Well you make some interesting points, especially about stop loss orders but I have gotten a lot of conflicting information regarding stop-loss. On one hand, some say to throw them in once you turn into positive territory. On the other hand, I've heard others say to stay away from them completely because the stock can take temporary dips even on just s few shares and then shoot back up again very quickly and in doing so you'll lose your position, over what is nothing but a light dip. In my trading experience I have always been interested in the "idea" of throwing in a stop-loss even if I'm up just a little bit. It seems ideal- why not protect yourself, you can always buy in again later if it goes down right? Not so easy- I've had a real hard time finding an appropriate spot to place the stop-loss. For example I recently decided that after I get up to the 2% mark, I will place a stop-loss automatically, no matter what, so if it keeps going up fine but if it dips back down to 2% above my purchase price I automatically lock in profits at no less than around 2% or so. Sounds easy but I haven't been able to do it effectively. Every time I get up above that 2% mark it seems difficult to place the stop-loss. Stocks shoot up and down so fast that often times you can't react quick enough. For example, when I first invested in Exide back this summer when it was XIDE, before taking my 85% haircut I was actually up about 6% on the trade. I didn't see a stop loss as being effective because I bought well over 100,000 shares. To stop loss that and potentially drop the shares on a stop-loss could drop the price significantly (trades excecute in 1-2 seconds on market), especially when below a dollar which it was.

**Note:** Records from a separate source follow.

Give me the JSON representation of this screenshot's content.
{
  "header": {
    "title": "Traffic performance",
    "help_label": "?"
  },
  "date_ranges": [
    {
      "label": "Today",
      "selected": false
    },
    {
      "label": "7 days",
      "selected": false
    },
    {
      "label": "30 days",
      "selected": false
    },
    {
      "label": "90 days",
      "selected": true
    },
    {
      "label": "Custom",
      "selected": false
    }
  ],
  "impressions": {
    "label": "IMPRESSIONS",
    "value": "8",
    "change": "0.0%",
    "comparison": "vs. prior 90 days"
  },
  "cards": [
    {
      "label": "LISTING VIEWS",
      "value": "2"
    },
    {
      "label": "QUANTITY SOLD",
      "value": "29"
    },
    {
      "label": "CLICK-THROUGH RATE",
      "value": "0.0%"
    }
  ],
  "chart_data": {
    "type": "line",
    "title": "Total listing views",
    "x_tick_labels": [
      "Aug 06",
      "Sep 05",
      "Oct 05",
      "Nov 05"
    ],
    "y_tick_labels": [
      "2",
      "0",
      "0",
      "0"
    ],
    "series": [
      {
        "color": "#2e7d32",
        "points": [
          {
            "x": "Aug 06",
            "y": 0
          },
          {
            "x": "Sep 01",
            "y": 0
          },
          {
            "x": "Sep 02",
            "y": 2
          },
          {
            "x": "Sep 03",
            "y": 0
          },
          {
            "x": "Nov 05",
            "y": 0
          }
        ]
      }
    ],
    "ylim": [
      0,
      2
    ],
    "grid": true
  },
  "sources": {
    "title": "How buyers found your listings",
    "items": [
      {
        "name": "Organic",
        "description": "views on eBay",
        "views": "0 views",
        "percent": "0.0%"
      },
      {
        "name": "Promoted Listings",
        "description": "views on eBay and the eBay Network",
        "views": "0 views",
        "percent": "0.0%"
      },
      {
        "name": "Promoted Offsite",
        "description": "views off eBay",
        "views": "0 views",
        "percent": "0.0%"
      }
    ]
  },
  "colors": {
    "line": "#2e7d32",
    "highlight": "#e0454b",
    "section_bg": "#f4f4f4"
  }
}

Didn't place the stop-loss- lost a lot on paper (I still own the shares and am making it back now with the recent uptrend). Also if you place the stop loss too close to market it won't place the order. Tough thing to determine when to use/ not to use.
Yes- people can talk a good game but fact is nobody knows jack. Don't get me wrong a good analysis and supporting evidence never hurt anyone and is healthy for discussion. But when it comes to your money be smart and be careful, and don't ever trust anyone. Let's face it- nobody cares how much money anyone else makes, they only care about how their own portfolio and that's it. Banks, financial advisers, financial analysts, msnbc, people on these boards, wall street, etc. etc. etc. nobody cares about you but you. Keep that in mind when taking advice. Nobody ever got rich by helping others make money they did it by making money for themselves. I learned that the hard way just passing on the information I've learned to you all- do not make the mistake of trusting someone else with your money decisions. Not trying to be a jerk just saying it how it is.
As far as Exide goes I am in the same exact situation as you, I bought when it went under a dollar, bought in almost where you did, placed a large order. Almost sold when it went below .15. Changed my mind decided to be patient. Another lesson I've learned- PATIENCE DOES PAY OFF IN THE END- so simple but so profound... patience has saved me tens of thousands of dollars. Do not ever, ever ever panic sell, ever. Good job holding on you saved yourself a lot of suffering.